Network Update for Friday, July 7, 2017
The operation experienced steady overall performance across the network this week, which included the Independence Day holiday. Train velocity was relatively unchanged compared to last week, however, it remains below the average level reported from July 2016. The average number of trains holding has decreased from elevated levels earlier this week, but still remains higher than the previous week.
As we have reported, maintenance activity is in full swing throughout the BNSF network this time of year. Some trains may experience delays and/or speed reductions through areas where maintenance work windows are in effect. As always, our teams are constantly evaluating all available options to mitigate these potential delays as much as possible. Customers can review the current track maintenance schedule and map here for more information regarding these projects and potential delays.
The impact of routine maintenance on operational performance can be exacerbated by holiday-specific circumstances such as matching operations to reductions in traffic volumes and delays from connecting carriers who have reduced operations from the holiday, as was the case this week. We expect performance to improve in the coming days as these factors normalize.

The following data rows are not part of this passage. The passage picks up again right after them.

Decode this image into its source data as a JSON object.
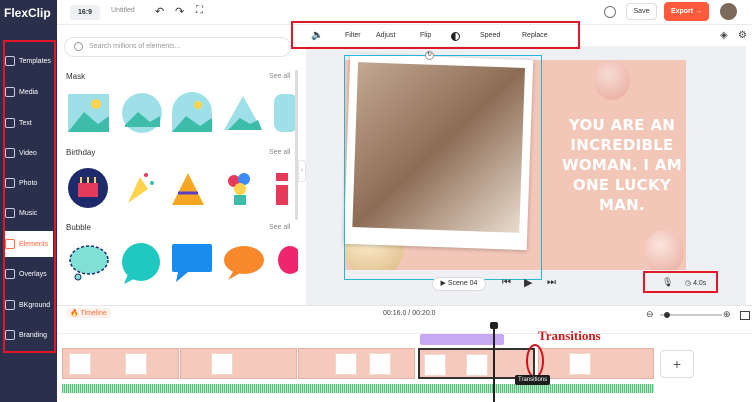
{
  "app": {
    "logo": "FlexClip",
    "logo_accent": "F"
  },
  "topbar": {
    "ratio": "16:9",
    "title": "Untitled",
    "save_label": "Save",
    "export_label": "Export"
  },
  "sidebar": {
    "items": [
      {
        "label": "Templates",
        "icon": "templates-icon"
      },
      {
        "label": "Media",
        "icon": "folder-icon"
      },
      {
        "label": "Text",
        "icon": "text-icon"
      },
      {
        "label": "Video",
        "icon": "video-icon"
      },
      {
        "label": "Photo",
        "icon": "photo-icon"
      },
      {
        "label": "Music",
        "icon": "music-icon"
      },
      {
        "label": "Elements",
        "icon": "elements-icon"
      },
      {
        "label": "Overlays",
        "icon": "overlays-icon"
      },
      {
        "label": "BKground",
        "icon": "background-icon"
      },
      {
        "label": "Branding",
        "icon": "branding-icon"
      }
    ],
    "active": "Elements"
  },
  "elements_panel": {
    "search_placeholder": "Search millions of elements...",
    "sections": [
      {
        "title": "Mask",
        "see_all": "See all"
      },
      {
        "title": "Birthday",
        "see_all": "See all"
      },
      {
        "title": "Bubble",
        "see_all": "See all"
      }
    ]
  },
  "edit_toolbar": {
    "filter": "Filter",
    "adjust": "Adjust",
    "flip": "Flip",
    "speed": "Speed",
    "replace": "Replace"
  },
  "canvas": {
    "quote": "YOU ARE AN INCREDIBLE WOMAN. I AM ONE LUCKY MAN."
  },
  "player": {
    "scene_label": "Scene 04",
    "duration": "4.0s"
  },
  "timeline": {
    "label": "Timeline",
    "time": "00:16.0 / 00:20.0"
  },
  "annotation": {
    "transitions_label": "Transitions",
    "tooltip": "Transitions"
  },
  "colors": {
    "accent": "#ff5a3c",
    "sidebar_bg": "#2a2f4c",
    "highlight_red": "#e0182a",
    "selection": "#29b6d6"
  }
}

Get the Latest Ag News in John Miller's Podcast
In this week's audio podcast, BNSF Group Vice President of Agricultural Products John Miller covers our network update and talks about a new single-destination, Direct Domestic Efficiency Train (DET) Certificates of Transportation (COT) product. This new product, designed for southern shippers, enhances shipping options during the peak fall harvest months of October and November.
Service Expectations for the Week Ahead

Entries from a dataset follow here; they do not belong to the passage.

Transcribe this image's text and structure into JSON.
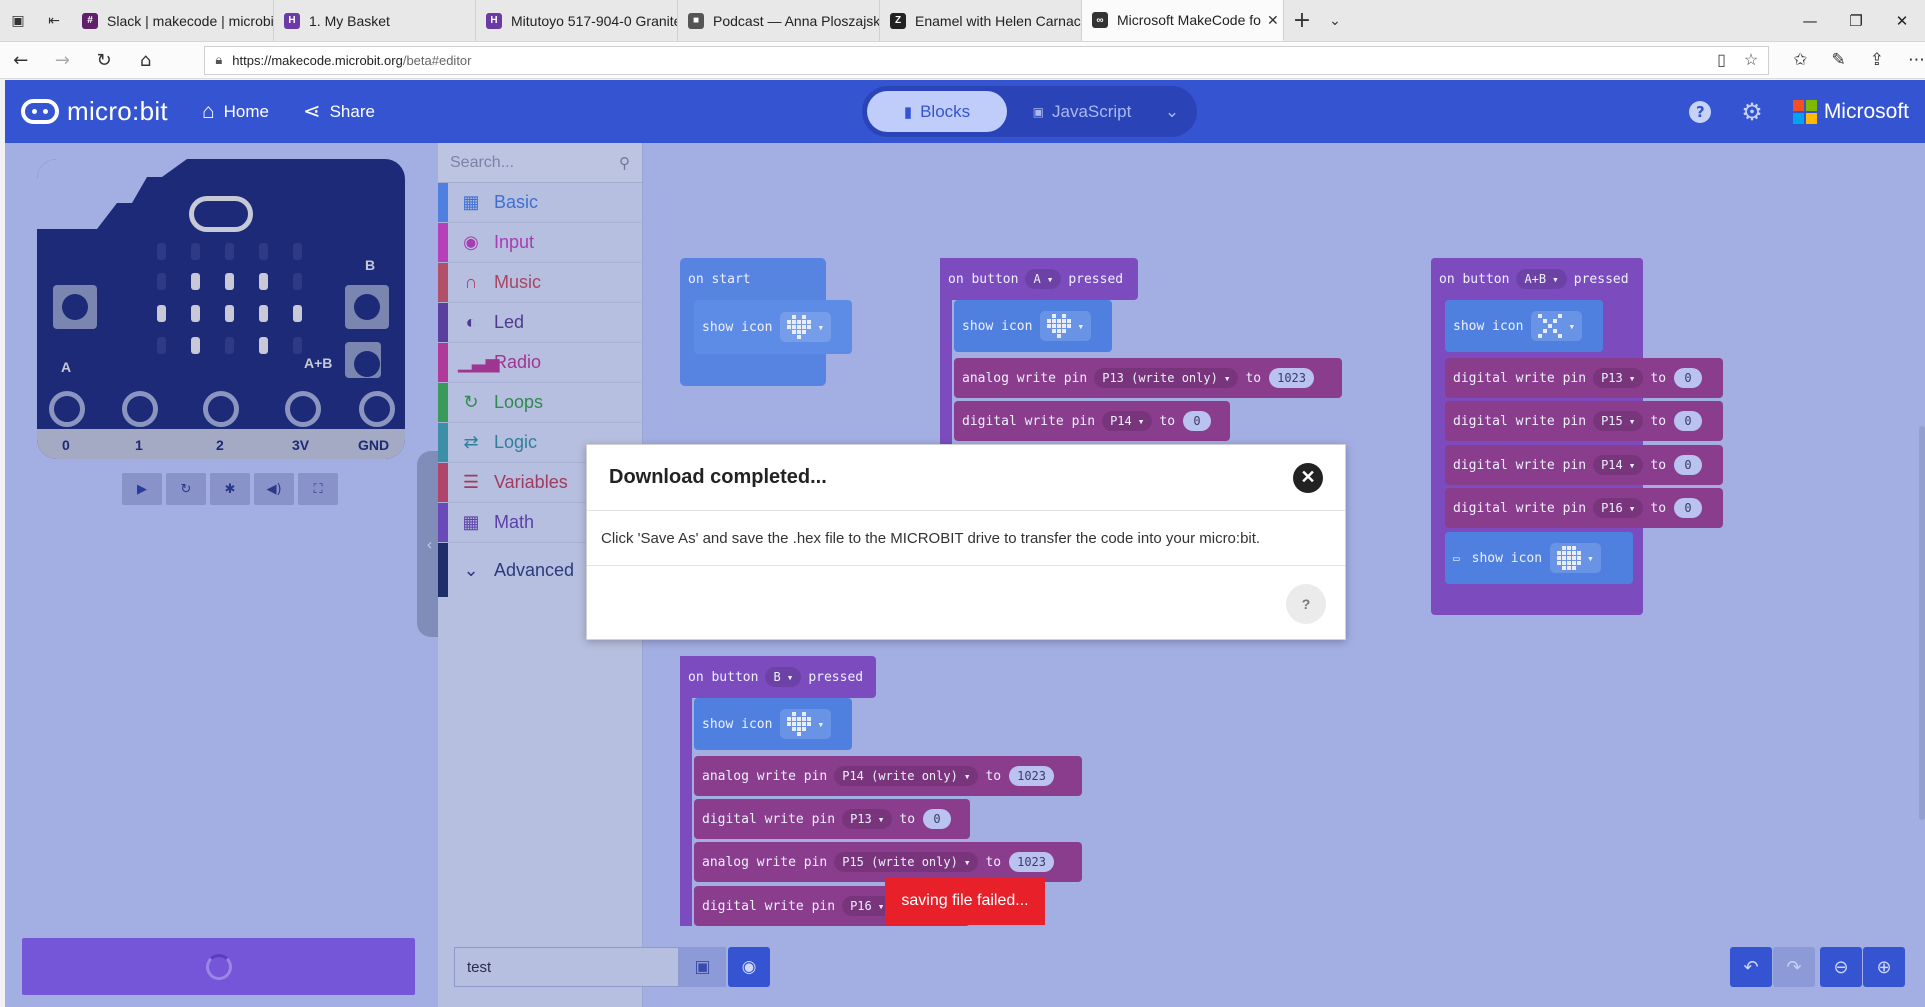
{
  "browser": {
    "tabs": [
      {
        "title": "Slack | makecode | microbit",
        "fav": "slack",
        "color": "#611f69"
      },
      {
        "title": "1. My Basket",
        "fav": "HR",
        "color": "#6a3aa5"
      },
      {
        "title": "Mitutoyo 517-904-0 Granite",
        "fav": "HR",
        "color": "#6a3aa5"
      },
      {
        "title": "Podcast — Anna Ploszajski",
        "fav": "box",
        "color": "#555555"
      },
      {
        "title": "Enamel with Helen Carnac |",
        "fav": "Z",
        "color": "#222222"
      },
      {
        "title": "Microsoft MakeCode fo",
        "fav": "link",
        "color": "#333333"
      }
    ],
    "url_host": "https://makecode.microbit.org",
    "url_path": "/beta#editor"
  },
  "header": {
    "brand": "micro:bit",
    "home_label": "Home",
    "share_label": "Share",
    "blocks_label": "Blocks",
    "javascript_label": "JavaScript",
    "microsoft_label": "Microsoft",
    "accent": "#3454d1"
  },
  "simulator": {
    "pin_labels": [
      "0",
      "1",
      "2",
      "3V",
      "GND"
    ],
    "button_a": "A",
    "button_b": "B",
    "button_ab": "A+B"
  },
  "toolbox": {
    "search_placeholder": "Search...",
    "categories": [
      {
        "label": "Basic",
        "color": "#1e90ff",
        "icon": "grid-icon"
      },
      {
        "label": "Input",
        "color": "#d400d4",
        "icon": "target-icon"
      },
      {
        "label": "Music",
        "color": "#e63022",
        "icon": "headphones-icon"
      },
      {
        "label": "Led",
        "color": "#5c2d91",
        "icon": "toggle-icon"
      },
      {
        "label": "Radio",
        "color": "#e3008c",
        "icon": "signal-icon"
      },
      {
        "label": "Loops",
        "color": "#00aa00",
        "icon": "loop-icon"
      },
      {
        "label": "Logic",
        "color": "#00a4a6",
        "icon": "shuffle-icon"
      },
      {
        "label": "Variables",
        "color": "#dc143c",
        "icon": "list-icon"
      },
      {
        "label": "Math",
        "color": "#9400d3",
        "icon": "calculator-icon"
      }
    ],
    "advanced_label": "Advanced"
  },
  "blocks": {
    "on_start": "on start",
    "show_icon": "show icon",
    "on_button": "on button",
    "pressed": "pressed",
    "analog_write": "analog write pin",
    "digital_write": "digital write pin",
    "to": "to",
    "btn_a": "A",
    "btn_b": "B",
    "btn_ab": "A+B",
    "a_rows": [
      {
        "kind": "analog write pin",
        "pin": "P13 (write only)",
        "value": "1023"
      },
      {
        "kind": "digital write pin",
        "pin": "P14",
        "value": "0"
      }
    ],
    "ab_rows": [
      {
        "pin": "P13",
        "value": "0"
      },
      {
        "pin": "P15",
        "value": "0"
      },
      {
        "pin": "P14",
        "value": "0"
      },
      {
        "pin": "P16",
        "value": "0"
      }
    ],
    "b_rows": [
      {
        "kind": "analog write pin",
        "pin": "P14 (write only)",
        "value": "1023"
      },
      {
        "kind": "digital write pin",
        "pin": "P13",
        "value": "0"
      },
      {
        "kind": "analog write pin",
        "pin": "P15 (write only)",
        "value": "1023"
      },
      {
        "kind": "digital write pin",
        "pin": "P16",
        "value": ""
      }
    ]
  },
  "modal": {
    "title": "Download completed...",
    "message": "Click 'Save As' and save the .hex file to the MICROBIT drive to transfer the code into your micro:bit.",
    "help": "?"
  },
  "toast": {
    "message": "saving file failed...",
    "color": "#e8202a"
  },
  "bottom": {
    "project_name": "test"
  }
}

Extreme heat continues in the desert Southwest with temperatures exceeding 120 degrees in some areas tomorrow. We are watching these conditions closely and have repositioned personnel to minimize response time in the event of a service interruption.

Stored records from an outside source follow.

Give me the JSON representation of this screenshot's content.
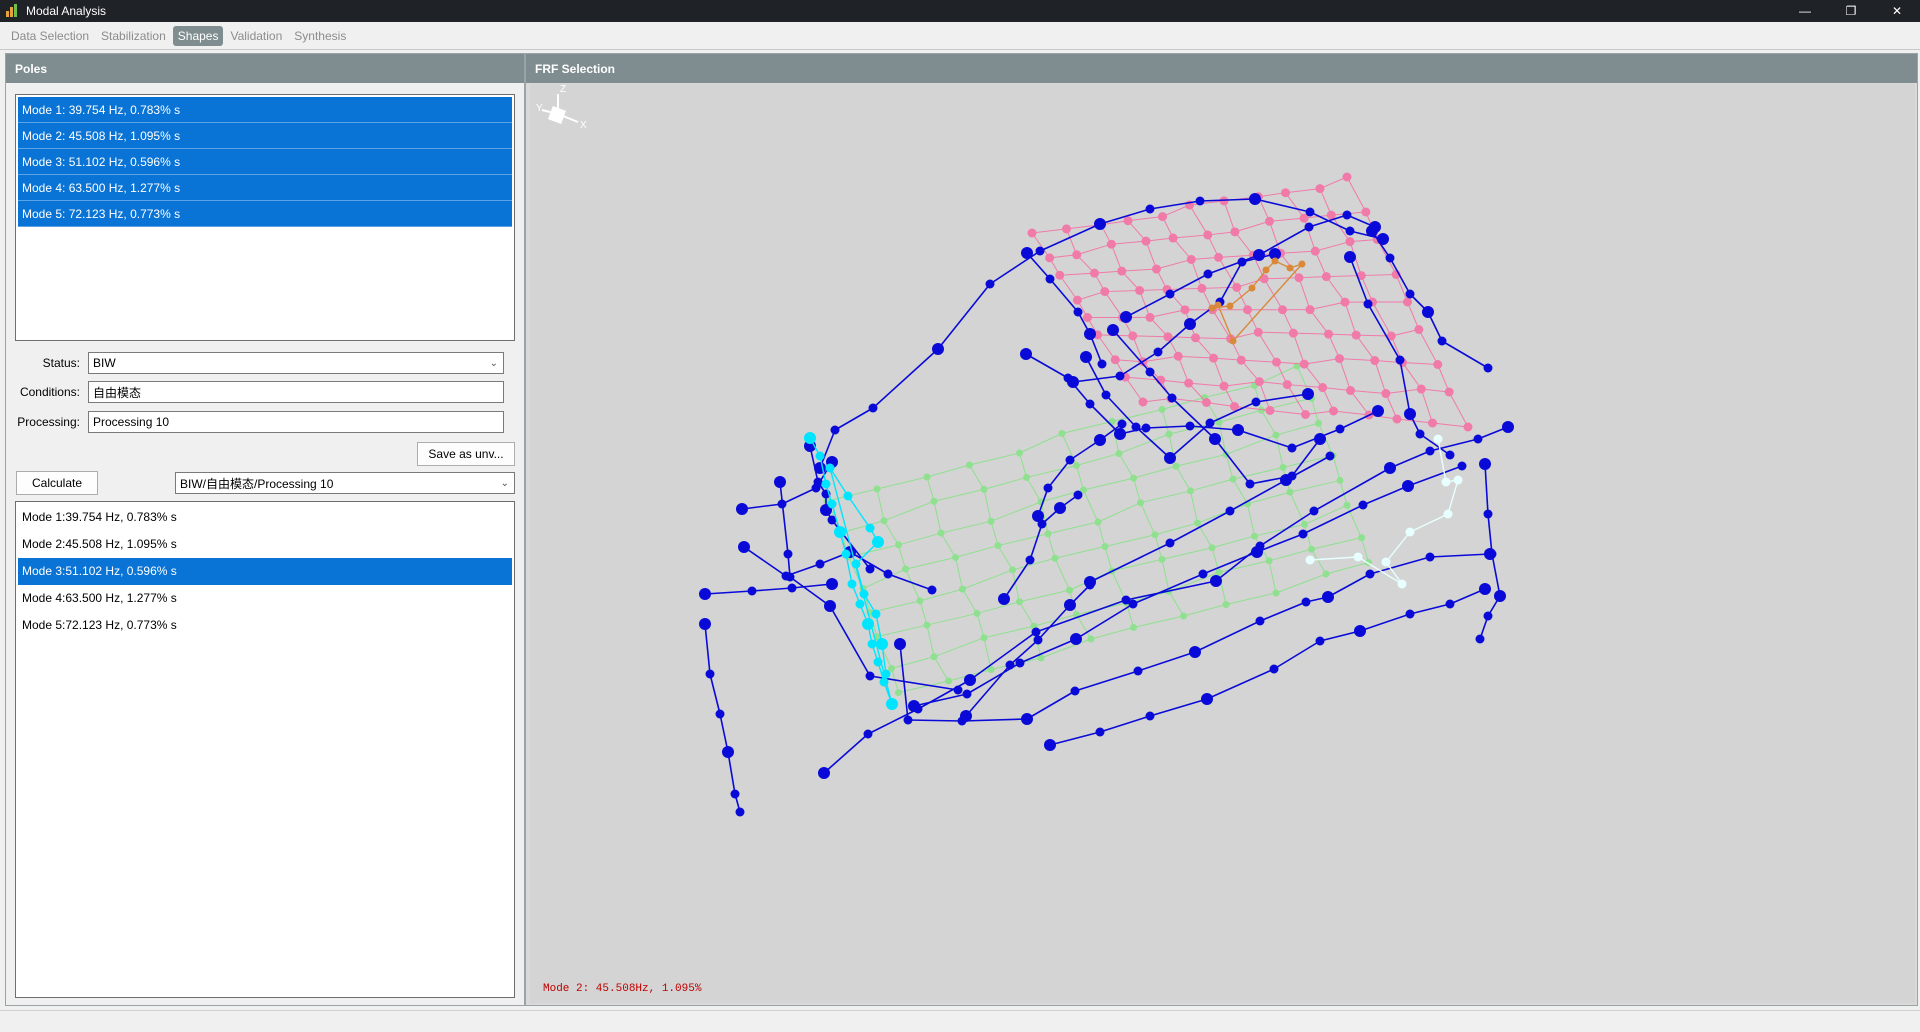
{
  "window": {
    "title": "Modal Analysis",
    "minimize": "—",
    "restore": "❐",
    "close": "✕"
  },
  "tabs": [
    {
      "label": "Data Selection",
      "active": false
    },
    {
      "label": "Stabilization",
      "active": false
    },
    {
      "label": "Shapes",
      "active": true
    },
    {
      "label": "Validation",
      "active": false
    },
    {
      "label": "Synthesis",
      "active": false
    }
  ],
  "poles_panel": {
    "title": "Poles",
    "items": [
      "Mode 1: 39.754 Hz, 0.783% s",
      "Mode 2: 45.508 Hz, 1.095% s",
      "Mode 3: 51.102 Hz, 0.596% s",
      "Mode 4: 63.500 Hz, 1.277% s",
      "Mode 5: 72.123 Hz, 0.773% s"
    ]
  },
  "form": {
    "status_label": "Status:",
    "status_value": "BIW",
    "conditions_label": "Conditions:",
    "conditions_value": "自由模态",
    "processing_label": "Processing:",
    "processing_value": "Processing 10",
    "save_button": "Save as unv...",
    "calculate_button": "Calculate",
    "path_select": "BIW/自由模态/Processing 10"
  },
  "results": {
    "items": [
      "Mode 1:39.754 Hz, 0.783% s",
      "Mode 2:45.508 Hz, 1.095% s",
      "Mode 3:51.102 Hz, 0.596% s",
      "Mode 4:63.500 Hz, 1.277% s",
      "Mode 5:72.123 Hz, 0.773% s"
    ],
    "selected_index": 2
  },
  "frf_panel": {
    "title": "FRF Selection",
    "status_text": "Mode 2: 45.508Hz, 1.095%",
    "axis_labels": {
      "z": "Z",
      "y": "Y",
      "x": "X"
    }
  },
  "colors": {
    "selection": "#0a74d6",
    "panel_header": "#7f8d90",
    "frame_blue": "#0a0ad8",
    "roof_pink": "#f07aa8",
    "floor_green": "#8fe08f",
    "front_cyan": "#00e5ff",
    "rear_white": "#e8ffff",
    "detail_orange": "#d9893a",
    "status_red": "#c00000"
  }
}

During the upcoming week, no significant service interruptions due to weather are expected at this time as much of the network will experience favorable operating conditions. Some traffic moving through Southern Washington may continue to experience some delays as maintenance work continues on our Fallbridge Subdivision which runs between Vancouver and Pasco, Washington.
Below is a look at the key operational performance categories for the week ending July 6:
Total trains held for the week increased by more than 50 percent with an average 105.9 trains held versus 69.4 trains held during the prior week.
Versus the July 2016 average: up by 122.4%
Total trains on the system was down by more than two percent versus the prior week with an average of 1,428 trains on the system.
Locomotive velocity, measured in miles per day (MPD), was 270.0, which is down by nearly four percent from the 280.1 MPD recorded the prior week.
Versus the July 2016 average: down by 9.7%
Car velocity was down by more than three percent at 203.5 MPD versus 210.3 MPD recorded the prior week.
Versus the July 2016 average: down by 11.5%
Train velocity, measured in miles per hour (MPH), was relatively flat versus the prior week at 17.9 MPH.
Versus the July 2016 average: down by 10.6%
Total volume was up by nearly one percent from the prior week with 200,889 units moved in Week 26 (ending July 1) versus 199,175 units in Week 25 (ending June 24).
Terminal dwell was up four percent from the prior week at 27.6 hours.
Versus the July 2016 average: up by 14.9%
As always, we thank you for your business and appreciate the opportunity to serve as your transportation service provider. We welcome your feedback and questions.